The city has a rich cultural heritage and legacy, a vibrant nightlife and has a unique cuisinetravel Updated: Sep 08, 2010 10:22 IST
I am in the Euro star connecting Zurich Hauptbahnhoff with Milano Centrale. The train is fully booked. Two ladies are complaining bitterly about who has seat 15A. Both claim to have reserved two months in advance. And I thought I was neurotic! Finally it turns out that one woman is on the wrong train.
I am excited about getting into Italy but I quite forget it when I look out of the window. We are travelling through some exquisite Swiss scenery. We go through the Gotthard tunnel, the highest tunnel in the world. It is all of 16.9 km long and you come out at Lugano in Italy. Voila!
The upper portion of Italy connecting with France and Switzerland is the Lombardy region. My next seat neighbor informs me that it has one sixth the population of Italy and produces one fifth its GDP. She gives me a list of must see places in Lombardy...the names are music. Brescia, Pavia, Mantua, Como (of the lake fame), Bergamo. She is quite disgusted that I have only two days in Lombardy.

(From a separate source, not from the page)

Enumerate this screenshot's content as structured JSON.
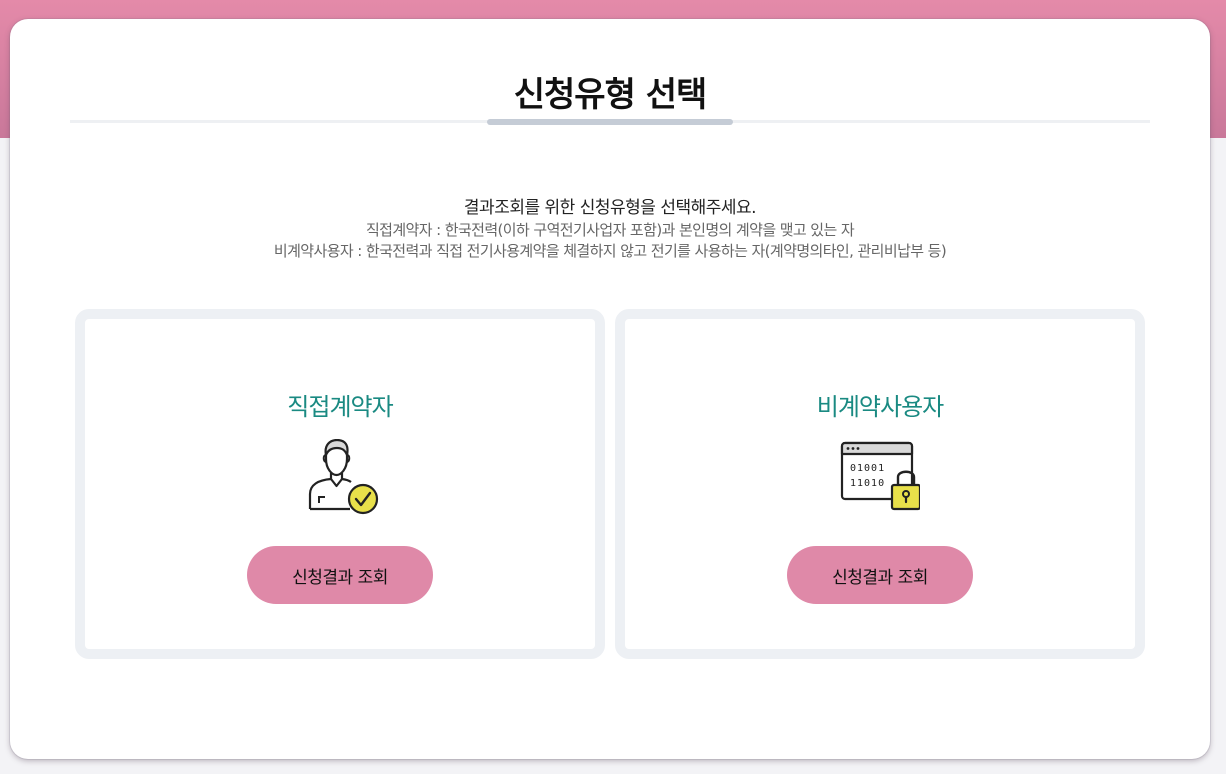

Milano Centrale station opens onto a massive piazza with roads radiating in all directions. My hotel had promised me that it was within 200 m of the station and so it is. I park my bags and run back to the station to buy a Metro ticket and start exploring.

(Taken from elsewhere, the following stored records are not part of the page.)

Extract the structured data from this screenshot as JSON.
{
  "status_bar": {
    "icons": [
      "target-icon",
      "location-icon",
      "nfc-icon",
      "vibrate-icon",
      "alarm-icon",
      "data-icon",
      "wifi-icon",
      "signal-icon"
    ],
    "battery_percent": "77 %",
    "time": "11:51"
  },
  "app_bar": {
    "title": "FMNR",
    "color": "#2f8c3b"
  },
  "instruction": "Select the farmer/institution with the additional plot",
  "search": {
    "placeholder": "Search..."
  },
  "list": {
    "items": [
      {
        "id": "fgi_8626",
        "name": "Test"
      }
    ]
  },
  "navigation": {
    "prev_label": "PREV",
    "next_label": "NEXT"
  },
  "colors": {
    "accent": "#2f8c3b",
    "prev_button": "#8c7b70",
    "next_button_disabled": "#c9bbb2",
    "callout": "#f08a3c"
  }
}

The best part of European towns is that the touristy area is concentrated around a main plaza or church. Everything is walkable. You may like to take a conducted tour or just buy a guide map and start walking. Or ask your hotel for a local guide and finalize the fee before you start.
The heart of Milan is its Duomo. You come out of the underground and it is a vision. I am not the only one standing on the Metro steps with a dropped jaw. The sky is extraordinarily blue (no name has been found for this color yet) and against it, the Duomo is a fantasy of white spires. Its doors are of heavy bronze, etched with biblical scenes. The bell towers boast immense bronze bells which toll every hour. As they start ringing, the other churches on the vicinity set their bells ringing too. Quite an opera every hour. You take a seat at one of the outdoor cafes and enjoy.

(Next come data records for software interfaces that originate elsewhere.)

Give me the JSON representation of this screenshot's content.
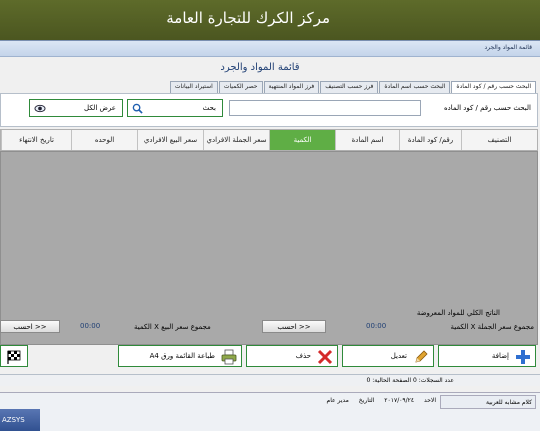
{
  "banner": {
    "title": "مركز الكرك للتجارة العامة"
  },
  "window": {
    "title": "قائمة المواد والجرد"
  },
  "form_title": "قائمة المواد والجرد",
  "tabs": [
    {
      "label": "البحث حسب رقم / كود المادة",
      "active": true
    },
    {
      "label": "البحث حسب اسم المادة",
      "active": false
    },
    {
      "label": "فرز حسب التصنيف",
      "active": false
    },
    {
      "label": "فرز المواد المنتهية",
      "active": false
    },
    {
      "label": "حصر الكميات",
      "active": false
    },
    {
      "label": "استيراد البيانات",
      "active": false
    }
  ],
  "search": {
    "label": "البحث حسب رقم / كود الماده",
    "value": "",
    "search_button": "بحث",
    "show_all_button": "عرض الكل"
  },
  "grid": {
    "columns": [
      {
        "label": "التصنيف",
        "active": false
      },
      {
        "label": "رقم/ كود المادة",
        "active": false
      },
      {
        "label": "اسم المادة",
        "active": false
      },
      {
        "label": "الكمية",
        "active": true
      },
      {
        "label": "سعر الجملة الافرادي",
        "active": false
      },
      {
        "label": "سعر البيع الافرادي",
        "active": false
      },
      {
        "label": "الوحده",
        "active": false
      },
      {
        "label": "تاريخ الانتهاء",
        "active": false
      }
    ],
    "rows": []
  },
  "totals": {
    "total_label": "الناتج الكلي للمواد المعروضة",
    "wholesale_label": "مجموع سعر الجملة X الكمية",
    "wholesale_value": "00:00",
    "wholesale_calc_button": "<< احسب",
    "sale_label": "مجموع سعر البيع X الكمية",
    "sale_value": "00:00",
    "sale_calc_button": "<< احسب"
  },
  "actions": {
    "add": "إضافة",
    "edit": "تعديل",
    "delete": "حذف",
    "print": "طباعة القائمة ورق A4"
  },
  "status": {
    "text": "عدد السجلات: 0   الصفحة الحالية: 0"
  },
  "taskbar": {
    "app_button": "AZSYS",
    "user": "مدير عام",
    "date_label": "التاريخ",
    "date": "٢٠١٧/٠٩/٢٤",
    "day": "الاحد",
    "ext_window": "كلام مشابه للعربية"
  },
  "colors": {
    "banner": "#566325",
    "accent_green": "#5fae45",
    "grid_body": "#a9a9a9"
  }
}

I have been expressly advised to try the polenta, a special Milanese cake with almonds and chocolate mousse. It is difficult to have one portion. My tummy is full but mouth craves at least another portion. I heave myself up and go for a walk around the Duomo. The famous La Scala Theater is not far away. Its tourist shop has posters of many a famous opera staged here over the last fifty years. This theater has been around since 1778. Milan is also the birthplace of Gieuseppe Verdi, the composer of famous operas like La Traviata and Aida. Don't even dream of getting in without prior reservation.
I must walk and work off the polenta since Milan is also the fashion capital of Italy and one must look half way decent to take a peek at the fashion district in Quadrilateral d'oro. Via Montenapoleone and Via Manzoni are two main streets lined with all the best known brand stores...Gucci, Versace, Dolce & Gabbana...the list goes on. The sidewalks had some of the most well dressed shoppers I have seen. What I really enjoy most is the five storey Ferrari store in the same area. Car buffs, you will love it. Window shoppers, you can have a splendid afternoon just strolling down Via della Spiga.
While in Milan, don't forget to try some of its Gorgonzola cheese. It is salty, white marbled with blue green. Risotto and pasta are cooked with it. Try also local wines..Bellavista or the Bonarda Lombardy.
First Published: Sep 08, 2010 10:22 IST